3. Ryder rout


Patrick Cantlay plays the 2021 Ryder Cup.

Patrick Cantlay plays the third hole during Friday foursomes at the Ryder Cup. Golffile | Scott Halleran

America’s historic triumph (largest margin ever) over an inferior European squad was a long-awaited, desperately needed bolt of optimism for Uncle Sam’s fragile psyche. Not only did the U.S. win by 10 points, it battered the Euros with its youngest and most inexperienced team ever, Every Yank won at least one match. Dustin Johnson went 5-0. Patrick Cantlay and Collin Morikawa failed to lose in four starts apiece. Captain Steve Stricker’s light touch worked wonders with a group that had accumulated 13 major titles despite its youth, and the future suddenly looks very promising. At least until Europe awakens from its afternoon nap.

2. Mickelson-of-a-gun


Phil Mickelson celebrates at the 2021 PGA Championship.

Phil Mickelson, the oldest man to win a major. David Yeazell-USA Today Sports

Given his illustrious career, advanced age and penchant for pulling off the highly improbable, Philly Mick’s PGA Championship victory was either perfectly fitting or ridiculously wildly beyond belief. A month before his 51st birthday, Mickelson became the oldest major champ ever. This was his sixth Big One, no less a surprise than his stunning conquest of the 2013 British Open but of greater historic value. Lefty cemented his standing as one of the 10 finest golfers of all-time at Kiawah Island. This was his version of Nicklaus at the 1986 Masters or Woods at Augusta National in 2019.

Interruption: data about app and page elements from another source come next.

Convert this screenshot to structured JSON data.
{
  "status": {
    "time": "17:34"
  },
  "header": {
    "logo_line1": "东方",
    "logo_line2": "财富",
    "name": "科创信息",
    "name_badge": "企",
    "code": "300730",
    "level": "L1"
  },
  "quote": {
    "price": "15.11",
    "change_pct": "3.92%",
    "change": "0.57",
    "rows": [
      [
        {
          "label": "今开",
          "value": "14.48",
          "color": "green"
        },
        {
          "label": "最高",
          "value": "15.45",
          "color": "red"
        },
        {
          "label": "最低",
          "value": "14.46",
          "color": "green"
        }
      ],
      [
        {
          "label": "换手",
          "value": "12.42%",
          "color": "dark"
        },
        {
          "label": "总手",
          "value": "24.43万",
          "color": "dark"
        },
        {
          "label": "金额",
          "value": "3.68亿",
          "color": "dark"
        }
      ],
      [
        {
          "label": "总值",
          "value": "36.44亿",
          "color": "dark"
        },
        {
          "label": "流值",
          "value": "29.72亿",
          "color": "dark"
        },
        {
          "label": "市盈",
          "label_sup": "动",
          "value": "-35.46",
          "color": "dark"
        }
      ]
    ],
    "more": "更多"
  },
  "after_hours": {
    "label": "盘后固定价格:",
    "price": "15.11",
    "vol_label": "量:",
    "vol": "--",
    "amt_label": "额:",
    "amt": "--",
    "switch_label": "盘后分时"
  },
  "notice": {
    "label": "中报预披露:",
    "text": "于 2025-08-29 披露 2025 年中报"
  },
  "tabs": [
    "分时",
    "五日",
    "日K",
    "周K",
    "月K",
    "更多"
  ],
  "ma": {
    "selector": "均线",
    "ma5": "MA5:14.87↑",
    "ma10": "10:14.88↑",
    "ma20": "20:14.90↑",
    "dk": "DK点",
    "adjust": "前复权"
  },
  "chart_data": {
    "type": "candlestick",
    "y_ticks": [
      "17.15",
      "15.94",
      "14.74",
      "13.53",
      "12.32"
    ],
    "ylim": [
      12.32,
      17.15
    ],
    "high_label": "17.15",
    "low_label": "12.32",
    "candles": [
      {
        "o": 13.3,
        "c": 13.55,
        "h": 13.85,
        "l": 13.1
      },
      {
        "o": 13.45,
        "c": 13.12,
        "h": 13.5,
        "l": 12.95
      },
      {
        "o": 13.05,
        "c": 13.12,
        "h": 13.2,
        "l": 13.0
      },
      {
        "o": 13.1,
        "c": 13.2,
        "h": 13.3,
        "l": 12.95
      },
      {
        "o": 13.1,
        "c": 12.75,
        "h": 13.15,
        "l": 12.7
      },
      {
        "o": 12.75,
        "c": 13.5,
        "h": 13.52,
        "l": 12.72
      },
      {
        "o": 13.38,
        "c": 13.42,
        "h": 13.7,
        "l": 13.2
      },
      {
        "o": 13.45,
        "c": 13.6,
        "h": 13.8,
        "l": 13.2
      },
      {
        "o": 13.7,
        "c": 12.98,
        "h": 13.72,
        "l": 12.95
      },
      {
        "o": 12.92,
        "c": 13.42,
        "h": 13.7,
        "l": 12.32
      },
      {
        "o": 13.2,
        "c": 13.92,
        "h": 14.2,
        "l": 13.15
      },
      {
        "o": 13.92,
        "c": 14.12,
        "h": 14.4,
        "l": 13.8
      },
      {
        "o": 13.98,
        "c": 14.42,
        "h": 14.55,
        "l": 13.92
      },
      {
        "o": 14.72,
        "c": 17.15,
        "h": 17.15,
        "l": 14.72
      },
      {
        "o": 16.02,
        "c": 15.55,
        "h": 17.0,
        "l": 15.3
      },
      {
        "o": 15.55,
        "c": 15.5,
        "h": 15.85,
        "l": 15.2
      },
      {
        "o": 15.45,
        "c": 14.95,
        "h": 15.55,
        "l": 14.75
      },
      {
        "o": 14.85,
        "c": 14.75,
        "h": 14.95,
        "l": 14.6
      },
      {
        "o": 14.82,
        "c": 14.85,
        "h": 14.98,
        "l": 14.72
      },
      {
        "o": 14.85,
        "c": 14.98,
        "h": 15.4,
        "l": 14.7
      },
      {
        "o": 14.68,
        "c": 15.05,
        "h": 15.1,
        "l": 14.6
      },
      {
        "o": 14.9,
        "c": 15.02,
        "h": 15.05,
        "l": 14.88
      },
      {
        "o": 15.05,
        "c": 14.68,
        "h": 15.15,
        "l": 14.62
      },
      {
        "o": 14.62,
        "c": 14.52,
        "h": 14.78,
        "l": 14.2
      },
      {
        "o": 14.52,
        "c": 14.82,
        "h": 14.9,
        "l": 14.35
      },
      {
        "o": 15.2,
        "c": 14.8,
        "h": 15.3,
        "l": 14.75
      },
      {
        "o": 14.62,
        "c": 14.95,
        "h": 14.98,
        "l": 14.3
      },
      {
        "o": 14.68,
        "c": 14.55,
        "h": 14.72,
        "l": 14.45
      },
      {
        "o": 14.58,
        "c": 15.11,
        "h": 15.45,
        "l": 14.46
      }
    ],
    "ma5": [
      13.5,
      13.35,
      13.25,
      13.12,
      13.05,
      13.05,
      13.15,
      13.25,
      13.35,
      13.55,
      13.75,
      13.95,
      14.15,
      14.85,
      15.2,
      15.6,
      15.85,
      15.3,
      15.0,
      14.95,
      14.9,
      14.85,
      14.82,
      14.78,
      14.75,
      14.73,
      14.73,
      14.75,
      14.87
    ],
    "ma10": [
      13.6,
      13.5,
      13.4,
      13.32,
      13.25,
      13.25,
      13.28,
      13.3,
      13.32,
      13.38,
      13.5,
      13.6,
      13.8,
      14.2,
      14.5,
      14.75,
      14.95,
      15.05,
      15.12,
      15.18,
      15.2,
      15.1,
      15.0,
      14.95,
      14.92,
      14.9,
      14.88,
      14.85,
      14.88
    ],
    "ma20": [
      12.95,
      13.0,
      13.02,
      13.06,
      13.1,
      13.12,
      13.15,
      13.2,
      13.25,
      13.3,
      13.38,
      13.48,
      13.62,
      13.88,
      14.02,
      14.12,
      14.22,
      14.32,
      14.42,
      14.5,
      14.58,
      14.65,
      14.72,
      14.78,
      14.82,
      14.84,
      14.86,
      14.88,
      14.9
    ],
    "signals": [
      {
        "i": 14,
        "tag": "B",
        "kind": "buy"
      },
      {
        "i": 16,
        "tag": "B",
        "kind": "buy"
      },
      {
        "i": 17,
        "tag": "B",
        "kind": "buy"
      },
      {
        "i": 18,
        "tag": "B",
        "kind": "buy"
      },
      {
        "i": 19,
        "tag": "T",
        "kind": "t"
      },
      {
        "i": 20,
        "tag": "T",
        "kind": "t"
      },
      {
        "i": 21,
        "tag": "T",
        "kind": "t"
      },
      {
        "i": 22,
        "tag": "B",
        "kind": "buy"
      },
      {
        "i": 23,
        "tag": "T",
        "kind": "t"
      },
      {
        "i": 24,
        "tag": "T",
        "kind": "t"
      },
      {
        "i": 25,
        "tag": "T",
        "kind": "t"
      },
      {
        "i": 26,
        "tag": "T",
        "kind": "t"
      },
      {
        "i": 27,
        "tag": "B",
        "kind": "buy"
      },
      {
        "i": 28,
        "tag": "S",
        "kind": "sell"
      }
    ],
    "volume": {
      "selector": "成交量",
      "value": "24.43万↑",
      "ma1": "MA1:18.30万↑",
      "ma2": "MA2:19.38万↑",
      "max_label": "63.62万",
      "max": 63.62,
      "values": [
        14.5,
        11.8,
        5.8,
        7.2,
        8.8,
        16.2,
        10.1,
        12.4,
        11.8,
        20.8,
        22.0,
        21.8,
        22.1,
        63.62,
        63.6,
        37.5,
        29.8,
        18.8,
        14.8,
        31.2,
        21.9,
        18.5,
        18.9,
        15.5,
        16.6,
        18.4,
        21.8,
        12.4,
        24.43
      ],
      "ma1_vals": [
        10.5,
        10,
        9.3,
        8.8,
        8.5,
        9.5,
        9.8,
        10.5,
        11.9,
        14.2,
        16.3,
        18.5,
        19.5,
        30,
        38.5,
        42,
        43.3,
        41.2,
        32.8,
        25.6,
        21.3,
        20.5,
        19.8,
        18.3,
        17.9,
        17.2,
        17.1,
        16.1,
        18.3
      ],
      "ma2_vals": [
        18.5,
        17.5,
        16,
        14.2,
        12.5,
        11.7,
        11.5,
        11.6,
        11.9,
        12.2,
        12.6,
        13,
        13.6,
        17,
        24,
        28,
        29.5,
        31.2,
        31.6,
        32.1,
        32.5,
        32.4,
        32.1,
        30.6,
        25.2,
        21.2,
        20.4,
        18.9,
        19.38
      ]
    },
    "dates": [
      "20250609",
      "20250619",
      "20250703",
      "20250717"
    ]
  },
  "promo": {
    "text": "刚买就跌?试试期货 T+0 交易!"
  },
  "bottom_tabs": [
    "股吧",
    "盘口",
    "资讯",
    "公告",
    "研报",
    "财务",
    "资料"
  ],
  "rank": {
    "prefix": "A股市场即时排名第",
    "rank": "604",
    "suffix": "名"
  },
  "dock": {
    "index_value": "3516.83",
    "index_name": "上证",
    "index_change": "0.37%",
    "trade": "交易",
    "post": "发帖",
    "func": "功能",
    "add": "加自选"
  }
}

1. The crash heard around the world


Tiger Woods' car after he was involved in a rollover accident in Rancho Palos Verdes on Feb. 23.

Tiger Woods’ car after he was involved in a rollover accident in Rancho Palos Verdes on Feb. 23.


Harrison Hill-USA Today

When the man many consider the greatest player ever drives his car off the road without provocation, nearly loses his life and spends three weeks in the hospital after shattering his right leg, nothing else deserves consideration as the year’s biggest story. Woods’ single-car accident in Los Angeles was a head-scratching episode with lots of loose ends lingering amid the madness and sadness. How could something like this happen at 7:30 in the morning? Why were there no skidmarks, no evidence that Woods was even awake as his vehicle roared down a southern California hill at 80 miles per hour? Lots of questions, no need for answers. He’s still alive. Alive and kicking.



Read the original article on Sports Illustrated.